With this being said, not having a colonoscopy could potentially be a life altering decision. It’s important to remember that colonoscopy is both a diagnostic and a preventative procedure for colorectal cancer, and that removing pre-cancerous polyps can actually keep you from developing cancer in the future.

Our board-certified GI specialists at La Peer Health Systems’ Colonoscopy Center of Excellence want to ensure that fear doesn’t prevent patients from receiving the testing and treatments needed to live a healthy and long life.

What Missing or Avoiding a Colonoscopy Can Mean?

It is crucial to emphasize that in about 95% of people, colorectal cancer is a preventable cancer. And sadly, it is still the number two cancer killer amongst Americans today. And the question is: Why is this so?

One reason is fear of the unknown. Most people don’t know what to expect during a colonoscopy as well as the importance of a colonoscopy. This is why it is important to speak with one of our gastroenterologists to discuss in detail the benefits of a colonoscopy, as well as the risks of the procedure itself and the sedation we provide.
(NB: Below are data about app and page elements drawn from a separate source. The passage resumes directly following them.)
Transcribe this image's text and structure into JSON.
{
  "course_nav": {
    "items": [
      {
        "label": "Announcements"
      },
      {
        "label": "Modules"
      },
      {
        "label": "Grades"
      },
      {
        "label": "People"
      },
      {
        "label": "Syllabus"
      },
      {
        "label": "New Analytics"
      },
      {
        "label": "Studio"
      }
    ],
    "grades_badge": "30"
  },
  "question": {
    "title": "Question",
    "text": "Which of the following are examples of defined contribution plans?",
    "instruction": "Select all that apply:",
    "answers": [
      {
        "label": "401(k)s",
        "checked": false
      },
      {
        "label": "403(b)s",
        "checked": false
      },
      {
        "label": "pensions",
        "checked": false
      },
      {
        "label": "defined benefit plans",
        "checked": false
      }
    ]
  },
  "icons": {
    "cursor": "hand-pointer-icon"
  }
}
The other reason is the night before prep. Truthfully, it’s the preparation the night prior that is the primary source of anxiety. The thought of guzzling the solution is no picnic. With that said, the best test to prevent colorectal cancer is the one that gets done, right?

The Role of a Colonoscopy in Fighting Colon Cancer

As scary as a colonoscopy may seem, and as unpleasant as you think the preparation for it may be, think about the risks and worry that come with the very real potential alternative to not getting screened – being diagnosed with colorectal cancer. Not only does a colonoscopy allow for colon and rectal cancers to be caught early, but a colonoscopy also detects precancerous lesions called polyps. In most individuals who have been diagnosed with colorectal cancer, the cancer derived from a polyp, which on average, takes about 7 to 10 years to grow into a cancer. A colonoscopy can stop this chain of events dead in its tracks, as the goal of the procedure is to remove polyps in real time, thereby preventing the likelihood of cancer occurring.

So, if you are turning 50 years old, it’s time to schedule your colonoscopy. Just as important, if you have a family history of a 1st degree relative with colorectal cancer or colon polyps, talk to your doctor about getting screened, because you should be screened earlier than the average-risk individual. Additionally, if you experience abdominal pain, changes in bowel movements, blood in the stool, or unexplained weight loss – don’t hesitate to schedule a colonoscopy.

Visit a Colonoscopy Specialist in Los Angeles

If you’re concerned about colon cancer, or your colorectal health in general, the best thing you can do is to schedule a colonoscopy screening with the experienced board-certified specialists at the Colonoscopy Center of Excellence. When it comes to colon cancer, early detection really does save lives. Call  for an appointment.